1. The price at which an open-end investment company will buy back its shares from the owners. In most cases, the redemption price is the net asset value per share.
2. ), the WBC note has a 96% gross profit ratio (GPR (Ground Penetrating Radar) A UWB-based technology that locates objects buried underground. It is used to locate buried lines, storage tanks, pipes and conduits as well as to determine the structural integrity of the ground underneath a road or runway. ).
If Jed dies during the note's 10-year term, his heirs will inherit it as a note receivable note receivable
A debt due from borrowers and evidenced by a written promise of payment. Note receivable, an entry on the asset side of many corporate balance sheets, indicates the dollar amount of loans due to be repaid by borrowers. without a basis step-up. Under Sec. 691(a)(4), an inherited installment obligation passes to heirs with the same GPR, despite the fact that the receivable's FMV is included in the decedent's estate. As the heirs collect the future annual principal payments from WBC, they would be required to report the same GPR that Jed reported. If the receivable's FMV triggers estate tax to Jed's estate, the heirs would be allowed an itemized deduction Itemized Deduction
A deduction from a taxpayer's taxable adjusted gross income that is made up of deductions for money spent on certain goods and services throughout the year. for the estate tax attributable to this income in respect of a decedent An individual who has died. The term literally means "one who is dying," but it is commonly used in the law to denote one who has died, particularly someone who has recently passed away. , under Sec. 691(c)(1). However, the estate tax deduction Tax deduction
An expense that a taxpayer is allowed to deduct from taxable income.
See deduction. would only partially offset the gain the heirs report.
The high tax cost of this redemption plan becomes particularly evident when compared to the alternative--deferring the redemption until after Jed's death. Stock passed through an estate takes a basis under Sec. 1014(a) equal to the date-of-death FMV. By deferring the redemption until after Jed's death, the entire $480,000 of appreciation in Jed's WBC stock would avoid income taxation on redemption.
The danger in deferring the redemption into Jed's estate is that his executor and heirs may be unwilling to have WBC redeem their stock. To ensure that WBC can acquire this stock via a redemption, the tax adviser suggests that the shareholders (including Jed) currently establish a buy-sell or shareholder sale agreement allowing WBC to purchase the stock from a deceased shareholder's estate.
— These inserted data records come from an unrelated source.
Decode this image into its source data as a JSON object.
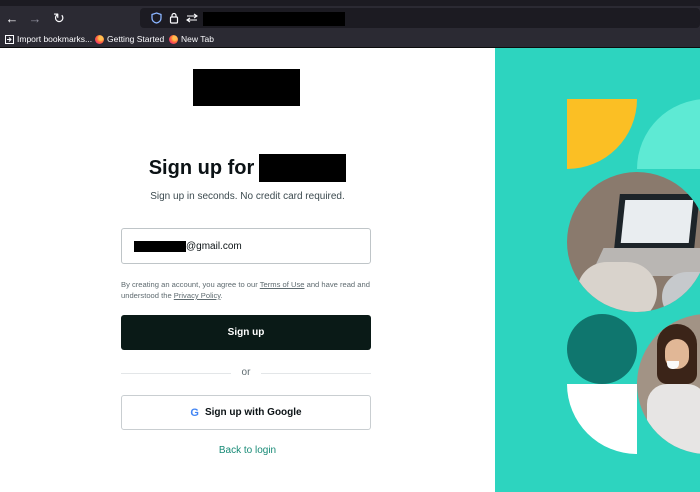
{
  "browser": {
    "nav": {
      "back_icon": "←",
      "forward_icon": "→",
      "reload_icon": "↻"
    },
    "urlbar": {
      "shield_icon": "shield-icon",
      "lock_icon": "lock-icon",
      "permissions_icon": "permissions-icon"
    },
    "bookmarks": [
      {
        "label": "Import bookmarks...",
        "icon": "import-icon"
      },
      {
        "label": "Getting Started",
        "icon": "firefox-icon"
      },
      {
        "label": "New Tab",
        "icon": "firefox-icon"
      }
    ]
  },
  "signup": {
    "heading": "Sign up for",
    "subheading": "Sign up in seconds. No credit card required.",
    "email_suffix": "@gmail.com",
    "consent_prefix": "By creating an account, you agree to our ",
    "terms_label": "Terms of Use",
    "consent_middle": " and have read and understood the ",
    "privacy_label": "Privacy Policy",
    "consent_suffix": ".",
    "signup_button": "Sign up",
    "or_label": "or",
    "google_button": "Sign up with Google",
    "google_icon_glyph": "G",
    "back_link": "Back to login"
  },
  "colors": {
    "accent": "#2dd4bf",
    "primary_button": "#0a1a17",
    "link": "#178a76",
    "yellow": "#fbbf24",
    "dark_teal": "#0f766e"
  }
}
Alternatively, Jed could grant an option to WBC allowing it to acquire his shares within a stated period of time after his death.
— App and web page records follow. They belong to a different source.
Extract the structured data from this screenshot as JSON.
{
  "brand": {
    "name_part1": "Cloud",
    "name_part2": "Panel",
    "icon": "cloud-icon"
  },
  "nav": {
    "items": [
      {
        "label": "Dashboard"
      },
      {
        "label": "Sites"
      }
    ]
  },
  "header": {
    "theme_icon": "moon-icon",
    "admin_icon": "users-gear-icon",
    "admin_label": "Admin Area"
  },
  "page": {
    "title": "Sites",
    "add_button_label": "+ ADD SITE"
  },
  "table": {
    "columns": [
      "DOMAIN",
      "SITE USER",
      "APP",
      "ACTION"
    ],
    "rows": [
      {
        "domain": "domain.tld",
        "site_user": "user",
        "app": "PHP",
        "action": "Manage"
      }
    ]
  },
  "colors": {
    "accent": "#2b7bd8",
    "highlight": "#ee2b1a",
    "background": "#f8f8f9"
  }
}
A stock redemption that occurs shortly before the death of a redeemed shareholder is a tax trap if it includes a long-term installment obligation. Once an installment obligation is created, the gain is permanently locked in and continues to be reportable by the heirs or beneficiaries inheriting the corporate installment note. To avoid this result, Jed and WBC should defer the redemption until after Jed's death, by providing a way for the shares to be purchased from his estate.
Editor's note: This case study has been adapted from "PPC See Pocket PC, PowerPC and pay-per-click.
PPC - PowerPC Tax Planning Tax planning
Devising strategies throughout the year in order to minimize tax liability, for example, by choosing a tax filing status that is most beneficial to the taxpayer. Guide--S Corporation," 16th Edition, by Andrew R. Biebl and Gregory B. McKeen, published by Practitioners Publishing Company, Fort Worth, Tex., 2002 ((800) 323-8724; www.ppcnet.com).
Albert B. Ellentuck, Esq. Of Counsel King and Nordlinger, L.L.P. Arlington,VA